I have very fond memories of watching Will Vinton’s “Claymation Christmas” on CBS back when it premiered in the late eighties. At the time Vinton’s “California Raisins” mascots were still prominent in America, and I fondly recall my cousins owning some of the toys from the brand. Though the characters themselves were lukewarm mascots, I still loved Vinton’s “Claymation Christmas.”
Vinton brings much of his trademark bizarre humor to the forefront, as “Claymation Christmas” celebrates the pagan, celtic, and Christian ceremonies associated with Christmas. Hosted by two dinosaurs that strongly resemble Siskel and Ebert, they orchestrate a series of segments in a town’s square in front of a Christmas tree, while trying to figure out what the song “Here We Come a-Wassling” means. The segments by Vinton are very diverse and unusual, opting for a more soulful and comedic series of moments than telling a story. In one segment, the three wise men sing “We Three Kings” in front of the manger, while their camels sing a soulful rendition of the song.
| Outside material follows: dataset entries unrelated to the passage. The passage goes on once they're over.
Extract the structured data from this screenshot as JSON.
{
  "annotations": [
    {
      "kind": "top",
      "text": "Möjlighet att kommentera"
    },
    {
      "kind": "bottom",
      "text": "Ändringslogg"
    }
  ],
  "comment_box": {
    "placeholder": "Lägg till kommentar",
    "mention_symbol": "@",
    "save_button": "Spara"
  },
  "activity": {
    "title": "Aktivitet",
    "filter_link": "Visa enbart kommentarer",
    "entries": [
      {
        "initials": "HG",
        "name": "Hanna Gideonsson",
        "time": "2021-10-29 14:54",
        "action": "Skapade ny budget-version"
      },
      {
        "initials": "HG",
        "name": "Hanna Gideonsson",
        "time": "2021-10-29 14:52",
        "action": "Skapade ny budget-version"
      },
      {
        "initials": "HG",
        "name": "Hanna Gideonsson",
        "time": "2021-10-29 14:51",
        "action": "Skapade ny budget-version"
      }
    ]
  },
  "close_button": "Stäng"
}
“Joy to the World” nods to the African American traditions surrounding Christmas, and there’s even an appearance from the California Raisins all of whom sing the Temptations version of “Rudolph the Red Nosed Reindeer.” My favorite segment is “Carol of the Bells” where Quasimodo conducts an all bell version of the song with live bells, one of whom is a goofy slacker that ticks off the conductor with his flat tune. Vinton’s Christmas special is one of the more creative and original takes on the Christmas celebrations, and one of the last remnants of claymation on television. It’s a shame this was never kept on television as a yearly tradition, since Vinton’s own animated style is so subversive and gives the Christmas festivities a needed surrealism.